The No Surprises Act

The No Surprises Act

As part of a year-end deal in 2020, Congress enacted the No Surprises Act, a new law that protects patients from surprise medical bills. These comprehensive new protections will go into effect beginning in 2022 and will protect patients from surprise medical bills for emergency services (including air ambulances) and non-emergency services provided at an in-network facility. Patients’ out-of-pocket costs will be limited to the costs they would have paid if they had received services from an in-network doctor, hospital, or other health care provider.

Although many states have protected patients from surprise medical bills, federal legislation was necessary to fill gaps in state authority and extend similar protections to the more than 135 million people estimated to be covered by employer self-funded plans.

Here are some resources to help better understand this historic new law and what it means for policymakers, patients, and industry stakeholders.

News

Learn more about the No Surprises Act. Want to understand more about the historic new No Surprises Act? Read our high-level summary and detailed summary for The Commonwealth Fund and check back as we watch to see how the Biden administration implements the new law. Dive even deeper in this post for the Health Affairs Blog which has all the wonky details that you need to know about the No Surprises Act. For those looking for even more information, check out our new compilation of resources.
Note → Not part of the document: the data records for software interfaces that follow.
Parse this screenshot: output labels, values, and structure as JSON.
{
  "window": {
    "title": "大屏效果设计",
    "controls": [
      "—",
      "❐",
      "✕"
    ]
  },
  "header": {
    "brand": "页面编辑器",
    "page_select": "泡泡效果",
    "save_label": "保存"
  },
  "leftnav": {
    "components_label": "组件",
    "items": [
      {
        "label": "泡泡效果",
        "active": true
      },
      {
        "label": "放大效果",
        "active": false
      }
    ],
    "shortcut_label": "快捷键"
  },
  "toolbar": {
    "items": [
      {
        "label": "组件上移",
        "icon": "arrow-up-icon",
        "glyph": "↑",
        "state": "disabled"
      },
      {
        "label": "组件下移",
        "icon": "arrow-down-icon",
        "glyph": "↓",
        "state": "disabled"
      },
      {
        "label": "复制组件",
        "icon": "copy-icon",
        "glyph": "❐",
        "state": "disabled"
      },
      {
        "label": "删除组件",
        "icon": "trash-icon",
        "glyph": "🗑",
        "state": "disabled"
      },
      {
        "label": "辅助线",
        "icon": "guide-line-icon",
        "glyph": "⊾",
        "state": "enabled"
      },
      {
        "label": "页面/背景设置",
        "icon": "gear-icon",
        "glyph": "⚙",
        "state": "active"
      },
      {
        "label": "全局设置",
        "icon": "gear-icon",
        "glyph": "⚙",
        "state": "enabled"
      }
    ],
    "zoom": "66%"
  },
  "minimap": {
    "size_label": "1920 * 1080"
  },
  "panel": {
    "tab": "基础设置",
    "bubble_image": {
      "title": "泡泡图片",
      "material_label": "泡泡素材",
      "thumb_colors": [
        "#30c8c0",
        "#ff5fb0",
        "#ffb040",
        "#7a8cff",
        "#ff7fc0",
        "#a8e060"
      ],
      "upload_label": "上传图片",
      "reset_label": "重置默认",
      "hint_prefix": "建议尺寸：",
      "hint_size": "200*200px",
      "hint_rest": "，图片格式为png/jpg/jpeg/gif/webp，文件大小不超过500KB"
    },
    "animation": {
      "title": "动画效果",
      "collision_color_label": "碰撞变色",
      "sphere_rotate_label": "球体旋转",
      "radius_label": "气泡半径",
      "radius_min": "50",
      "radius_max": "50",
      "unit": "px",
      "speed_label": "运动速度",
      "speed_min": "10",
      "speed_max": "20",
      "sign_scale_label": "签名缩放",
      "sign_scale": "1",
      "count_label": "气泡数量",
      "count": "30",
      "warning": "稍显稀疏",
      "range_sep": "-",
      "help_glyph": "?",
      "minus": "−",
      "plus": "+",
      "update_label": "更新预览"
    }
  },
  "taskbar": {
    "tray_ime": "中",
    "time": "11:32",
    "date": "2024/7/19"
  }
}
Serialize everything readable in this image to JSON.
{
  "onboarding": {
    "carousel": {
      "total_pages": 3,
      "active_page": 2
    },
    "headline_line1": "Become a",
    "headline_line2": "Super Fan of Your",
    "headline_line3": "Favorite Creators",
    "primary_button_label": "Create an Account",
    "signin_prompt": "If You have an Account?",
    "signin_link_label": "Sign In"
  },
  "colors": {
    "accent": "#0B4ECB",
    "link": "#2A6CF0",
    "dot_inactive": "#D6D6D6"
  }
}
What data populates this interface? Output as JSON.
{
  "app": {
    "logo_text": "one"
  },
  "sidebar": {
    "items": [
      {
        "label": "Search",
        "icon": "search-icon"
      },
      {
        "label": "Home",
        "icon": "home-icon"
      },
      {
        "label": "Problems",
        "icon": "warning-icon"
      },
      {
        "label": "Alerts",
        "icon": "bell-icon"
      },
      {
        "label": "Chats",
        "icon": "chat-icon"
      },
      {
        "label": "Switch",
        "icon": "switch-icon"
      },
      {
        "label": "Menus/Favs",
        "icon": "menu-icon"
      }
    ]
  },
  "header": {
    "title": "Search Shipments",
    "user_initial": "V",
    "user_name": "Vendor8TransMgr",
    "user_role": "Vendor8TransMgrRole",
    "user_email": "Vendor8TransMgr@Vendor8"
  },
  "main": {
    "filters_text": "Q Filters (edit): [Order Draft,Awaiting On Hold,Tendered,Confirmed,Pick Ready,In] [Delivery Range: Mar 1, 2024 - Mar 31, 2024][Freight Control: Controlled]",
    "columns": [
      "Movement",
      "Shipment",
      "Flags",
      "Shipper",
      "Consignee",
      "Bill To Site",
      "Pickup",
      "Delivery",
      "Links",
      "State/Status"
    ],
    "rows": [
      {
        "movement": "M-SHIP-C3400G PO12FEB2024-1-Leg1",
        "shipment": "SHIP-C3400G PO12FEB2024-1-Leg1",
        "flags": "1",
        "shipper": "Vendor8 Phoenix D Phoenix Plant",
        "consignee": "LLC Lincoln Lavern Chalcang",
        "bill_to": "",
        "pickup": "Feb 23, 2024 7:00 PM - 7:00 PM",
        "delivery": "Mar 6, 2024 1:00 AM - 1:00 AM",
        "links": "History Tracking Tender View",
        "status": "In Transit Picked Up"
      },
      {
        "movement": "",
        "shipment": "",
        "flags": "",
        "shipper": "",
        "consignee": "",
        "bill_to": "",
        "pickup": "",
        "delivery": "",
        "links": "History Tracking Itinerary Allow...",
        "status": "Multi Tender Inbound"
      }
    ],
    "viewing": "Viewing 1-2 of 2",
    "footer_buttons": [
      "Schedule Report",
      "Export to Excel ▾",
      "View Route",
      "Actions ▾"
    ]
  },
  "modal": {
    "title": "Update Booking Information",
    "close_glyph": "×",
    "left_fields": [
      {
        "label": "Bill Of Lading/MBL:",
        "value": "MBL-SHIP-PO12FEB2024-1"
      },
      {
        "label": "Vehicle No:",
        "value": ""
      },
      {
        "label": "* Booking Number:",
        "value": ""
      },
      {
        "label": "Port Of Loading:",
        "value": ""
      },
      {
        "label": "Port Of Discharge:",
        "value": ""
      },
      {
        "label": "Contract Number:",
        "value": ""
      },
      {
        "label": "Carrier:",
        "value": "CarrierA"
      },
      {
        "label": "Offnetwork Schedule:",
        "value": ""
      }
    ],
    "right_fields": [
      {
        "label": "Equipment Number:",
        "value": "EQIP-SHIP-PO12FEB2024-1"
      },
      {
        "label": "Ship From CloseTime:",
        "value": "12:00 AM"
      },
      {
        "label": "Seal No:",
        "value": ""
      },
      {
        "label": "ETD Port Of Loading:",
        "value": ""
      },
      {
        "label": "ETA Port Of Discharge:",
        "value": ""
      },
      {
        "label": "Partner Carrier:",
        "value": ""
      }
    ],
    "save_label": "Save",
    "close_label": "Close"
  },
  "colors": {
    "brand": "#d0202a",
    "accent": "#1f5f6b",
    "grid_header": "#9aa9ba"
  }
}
White house, Washington DC, USA

New rules to implement the No Surprises Act. The Biden administration has issued new rules to implement the No Surprises Act. The first rule (on new patient protections, interactions with state law, and a methodology for the qualifying payment amount) is summarized for The Commonwealth Fund and the Health Affairs Blog. The second rule (on air ambulance data and enforcement) is summarized at the Health Affairs Blog.

Commonwealth Fund legislation tracking map

Preemption of state laws. In enacting the No Surprises Act, Congress recognized that many states already passed (or will pass) state-level protections against surprise medical bills. Congress thus deferred to some state laws and limited the degree to which the No Surprises Act preempts state laws. This new fact sheet from CHIR experts summarizes our current understanding of this preemption framework and highlights considerations for policymakers.

Meeting at a table

Will the No Surprises Act inflate health care costs?  It depends. The Biden administration has considerable ability to avoid inflationary impacts in implementing the No Surprises Act. Read our analysis for The Commonwealth Fund and how federal regulators could look to lessons learned from state experiences.

Meeting at a table

Enforcement of the No Surprises Act. The No Surprises Act builds on the existing enforcement framework for insurers and group health plans – and extends new requirements to health care providers (including air ambulances) and facilities. This new fact sheet from CHIR experts summarizes the enforcement framework, options for states, and considerations for policymakers.